An undercover officer returned to the stand in a Toronto courtroom Thursday morning to recall more details of his conversation with Kalen Schlatter at a police station on the day Schlatter was arrested for the murder of 22-year-old Tess Richey.

The officer, whose name is not being disclosed, first took the stand on Wednesday, recalling comments the 23-year-old accused made following his arrest in February 2018.

The officer said while he, Schlatter, and another undercover officer were in holding cells at a police station, the accused described meeting Richey at a club in Toronto’s gay village in the early morning hours of Nov. 25, 2017, the day she was murdered.

The officer told the court that Schlatter, who has pleaded not guilty to first-degree murder, admitted to “making out and grinding” with the victim in a stairwell in a secluded alley.

The officer recalled Schlatter making a comment about ejaculating in his pants while he and Richey were fooling around.

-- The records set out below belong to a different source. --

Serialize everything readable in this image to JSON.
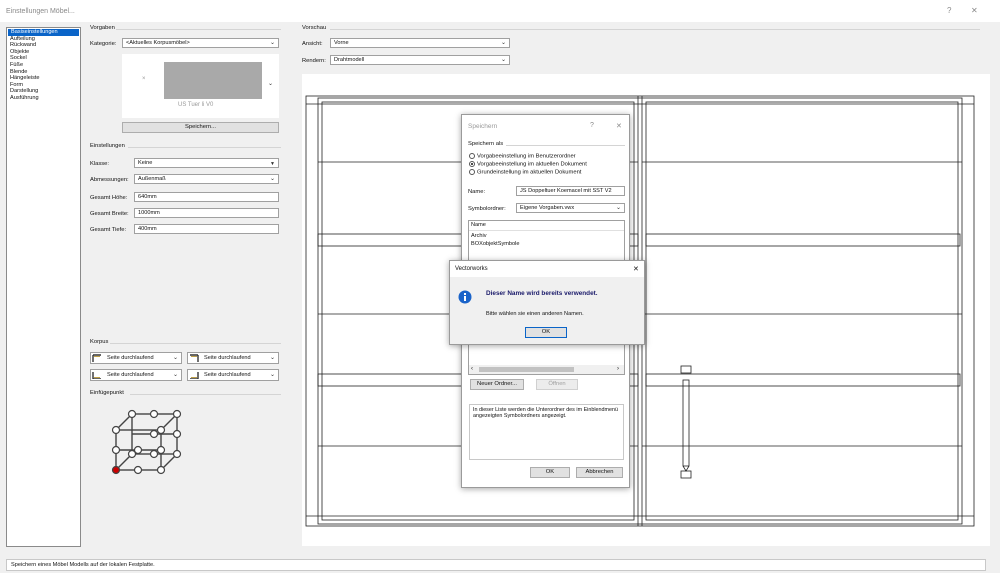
{
  "window": {
    "title": "Einstellungen Möbel...",
    "help_label": "?",
    "close_label": "✕"
  },
  "nav": {
    "items": [
      {
        "label": "Basiseinstellungen",
        "selected": true
      },
      {
        "label": "Aufteilung",
        "selected": false
      },
      {
        "label": "Rückwand",
        "selected": false
      },
      {
        "label": "Objekte",
        "selected": false
      },
      {
        "label": "Sockel",
        "selected": false
      },
      {
        "label": "Füße",
        "selected": false
      },
      {
        "label": "Blende",
        "selected": false
      },
      {
        "label": "Hängeleiste",
        "selected": false
      },
      {
        "label": "Form",
        "selected": false
      },
      {
        "label": "Darstellung",
        "selected": false
      },
      {
        "label": "Ausführung",
        "selected": false
      }
    ]
  },
  "vorgaben": {
    "heading": "Vorgaben",
    "kategorie_label": "Kategorie:",
    "kategorie_value": "<Aktuelles Korpusmöbel>",
    "preview_caption": "US Tuer li V0",
    "save_button": "Speichern..."
  },
  "einstellungen": {
    "heading": "Einstellungen",
    "klasse_label": "Klasse:",
    "klasse_value": "Keine",
    "abmessungen_label": "Abmessungen:",
    "abmessungen_value": "Außenmaß",
    "hoehe_label": "Gesamt Höhe:",
    "hoehe_value": "640mm",
    "breite_label": "Gesamt Breite:",
    "breite_value": "1000mm",
    "tiefe_label": "Gesamt Tiefe:",
    "tiefe_value": "400mm"
  },
  "korpus": {
    "heading": "Korpus",
    "option_label": "Seite durchlaufend"
  },
  "einfuegepunkt": {
    "heading": "Einfügepunkt"
  },
  "vorschau": {
    "heading": "Vorschau",
    "ansicht_label": "Ansicht:",
    "ansicht_value": "Vorne",
    "rendern_label": "Rendern:",
    "rendern_value": "Drahtmodell"
  },
  "speichern_dialog": {
    "title": "Speichern",
    "help_label": "?",
    "close_label": "✕",
    "group_label": "Speichern als",
    "radios": [
      {
        "label": "Vorgabeeinstellung im Benutzerordner",
        "selected": false
      },
      {
        "label": "Vorgabeeinstellung im aktuellen Dokument",
        "selected": true
      },
      {
        "label": "Grundeinstellung im aktuellen Dokument",
        "selected": false
      }
    ],
    "name_label": "Name:",
    "name_value": "JS Doppeltuer Koemacel mit SST V2",
    "ordner_label": "Symbolordner:",
    "ordner_value": "Eigene Vorgaben.vwx",
    "list_header": "Name",
    "list_items": [
      "Archiv",
      "BOXobjektSymbole"
    ],
    "neuer_ordner_button": "Neuer Ordner...",
    "oeffnen_button": "Öffnen",
    "info_text": "In dieser Liste werden die Unterordner des im Einblendmenü angezeigten Symbolordners angezeigt.",
    "ok_button": "OK",
    "cancel_button": "Abbrechen"
  },
  "alert_dialog": {
    "title": "Vectorworks",
    "close_label": "✕",
    "heading": "Dieser Name wird bereits verwendet.",
    "message": "Bitte wählen sie einen anderen Namen.",
    "ok_button": "OK"
  },
  "statusbar": {
    "text": "Speichern eines Möbel Modells auf der lokalen Festplatte."
  },
  "colors": {
    "accent": "#0a64c8",
    "info_icon": "#1a63c9",
    "selected_insert_point": "#cc0000"
  }
}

He also testified that Schlatter told him he was upset because he wanted to have sex with Richey but she refused.

According to the officer, Schlatter said when he and Richey were finished, he left the alley but she decided to stay behind.

Schlatter, the officer said, claimed Richey was drunk and falling over and wanted to stay at the bottom of the stairs.

Days after she was reported missing, Richey’s lifeless body was found by her mother and a family friend in the exterior stairwell of a house under construction at the corner of Church and Dundonald streets.

Richey’s cause of death was later determined to be “neck compression” and Crown prosecutor Beverley Richards previously told the court that Schlatter’s DNA was found on Richey’s pants and bra.

On Thursday, the undercover officer wrapped up his testimony, telling the jury that during his chat with the accused, Schlatter became concerned that others could hear them talking. He said this prompted Schlatter to ask the officer to lower his voice.

He said he reassured the accused that no one was listening to their conversation and told Schlatter that he would not disclose anything they discussed to anyone.

The officer said at one point while he was housed in the holding cell next to Schlatter, he was taken to another room to quickly jot down notes about his conversation with the accused.

He said he took formal notes about the conversation after a briefing a few hours later.

The trial will resume on Friday morning.

-With files from The Canadian Press